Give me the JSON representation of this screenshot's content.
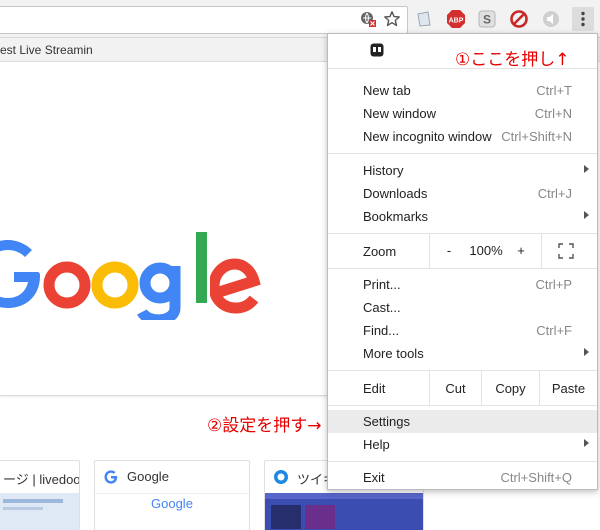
{
  "browser": {
    "bookmark_item": "est Live Streamin"
  },
  "extensions": {
    "abp_label": "ABP",
    "s_label": "S"
  },
  "page": {
    "tiles": [
      {
        "title": "ージ | livedoo"
      },
      {
        "title": "Google",
        "thumb_logo": "Google"
      },
      {
        "title": "ツイキ"
      }
    ]
  },
  "menu": {
    "new_tab": {
      "label": "New tab",
      "shortcut": "Ctrl+T"
    },
    "new_window": {
      "label": "New window",
      "shortcut": "Ctrl+N"
    },
    "new_incognito": {
      "label": "New incognito window",
      "shortcut": "Ctrl+Shift+N"
    },
    "history": {
      "label": "History"
    },
    "downloads": {
      "label": "Downloads",
      "shortcut": "Ctrl+J"
    },
    "bookmarks": {
      "label": "Bookmarks"
    },
    "zoom": {
      "label": "Zoom",
      "minus": "-",
      "value": "100%",
      "plus": "+"
    },
    "print": {
      "label": "Print...",
      "shortcut": "Ctrl+P"
    },
    "cast": {
      "label": "Cast..."
    },
    "find": {
      "label": "Find...",
      "shortcut": "Ctrl+F"
    },
    "more_tools": {
      "label": "More tools"
    },
    "edit": {
      "label": "Edit",
      "cut": "Cut",
      "copy": "Copy",
      "paste": "Paste"
    },
    "settings": {
      "label": "Settings"
    },
    "help": {
      "label": "Help"
    },
    "exit": {
      "label": "Exit",
      "shortcut": "Ctrl+Shift+Q"
    }
  },
  "annotations": {
    "step1": "①ここを押し↑",
    "step2": "②設定を押す→"
  },
  "colors": {
    "google_blue": "#4285F4",
    "google_red": "#EA4335",
    "google_yellow": "#FBBC05",
    "google_green": "#34A853",
    "annotation_red": "#e60000",
    "abp_red": "#d32f2f"
  }
}
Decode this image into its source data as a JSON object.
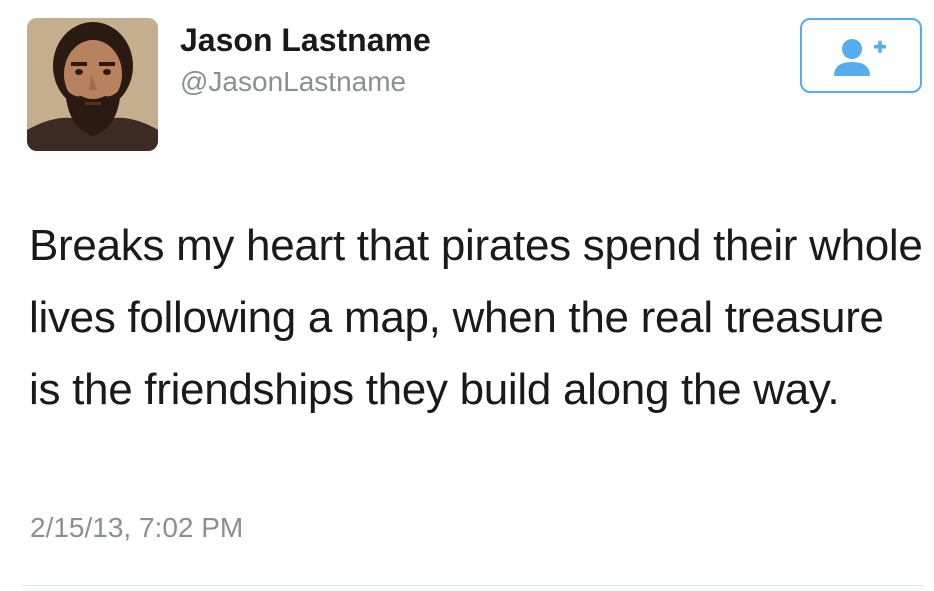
{
  "user": {
    "display_name": "Jason Lastname",
    "handle": "@JasonLastname"
  },
  "follow_button": {
    "icon": "add-user-icon"
  },
  "tweet": {
    "text": "Breaks my heart that pirates spend their whole lives following a map, when the real treasure is the friendships they build along the way.",
    "timestamp": "2/15/13, 7:02 PM"
  },
  "colors": {
    "accent": "#55acee",
    "muted_text": "#8a8f94",
    "text": "#1a1a1a"
  }
}
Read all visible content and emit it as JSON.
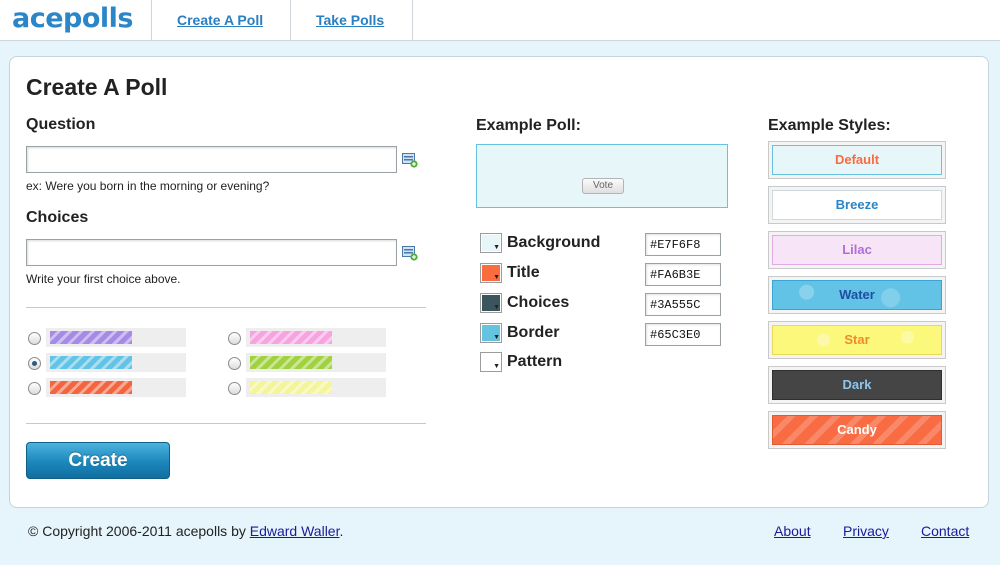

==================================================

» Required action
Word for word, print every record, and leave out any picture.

» Output for this exercise
Give me the JSON representation of this screenshot's content.
{
  "browser": {
    "bookmark_item": "est Live Streamin"
  },
  "extensions": {
    "abp_label": "ABP",
    "s_label": "S"
  },
  "page": {
    "tiles": [
      {
        "title": "ージ | livedoo"
      },
      {
        "title": "Google",
        "thumb_logo": "Google"
      },
      {
        "title": "ツイキ"
      }
    ]
  },
  "menu": {
    "new_tab": {
      "label": "New tab",
      "shortcut": "Ctrl+T"
    },
    "new_window": {
      "label": "New window",
      "shortcut": "Ctrl+N"
    },
    "new_incognito": {
      "label": "New incognito window",
      "shortcut": "Ctrl+Shift+N"
    },
    "history": {
      "label": "History"
    },
    "downloads": {
      "label": "Downloads",
      "shortcut": "Ctrl+J"
    },
    "bookmarks": {
      "label": "Bookmarks"
    },
    "zoom": {
      "label": "Zoom",
      "minus": "-",
      "value": "100%",
      "plus": "+"
    },
    "print": {
      "label": "Print...",
      "shortcut": "Ctrl+P"
    },
    "cast": {
      "label": "Cast..."
    },
    "find": {
      "label": "Find...",
      "shortcut": "Ctrl+F"
    },
    "more_tools": {
      "label": "More tools"
    },
    "edit": {
      "label": "Edit",
      "cut": "Cut",
      "copy": "Copy",
      "paste": "Paste"
    },
    "settings": {
      "label": "Settings"
    },
    "help": {
      "label": "Help"
    },
    "exit": {
      "label": "Exit",
      "shortcut": "Ctrl+Shift+Q"
    }
  },
  "annotations": {
    "step1": "①ここを押し↑",
    "step2": "②設定を押す→"
  },
  "colors": {
    "google_blue": "#4285F4",
    "google_red": "#EA4335",
    "google_yellow": "#FBBC05",
    "google_green": "#34A853",
    "annotation_red": "#e60000",
    "abp_red": "#d32f2f"
  }
}
Decode this image into its source data as a JSON object.
{
  "user": {
    "display_name": "Jason Lastname",
    "handle": "@JasonLastname"
  },
  "follow_button": {
    "icon": "add-user-icon"
  },
  "tweet": {
    "text": "Breaks my heart that pirates spend their whole lives following a map, when the real treasure is the friendships they build along the way.",
    "timestamp": "2/15/13, 7:02 PM"
  },
  "colors": {
    "accent": "#55acee",
    "muted_text": "#8a8f94",
    "text": "#1a1a1a"
  }
}
Read all visible content and emit it as JSON.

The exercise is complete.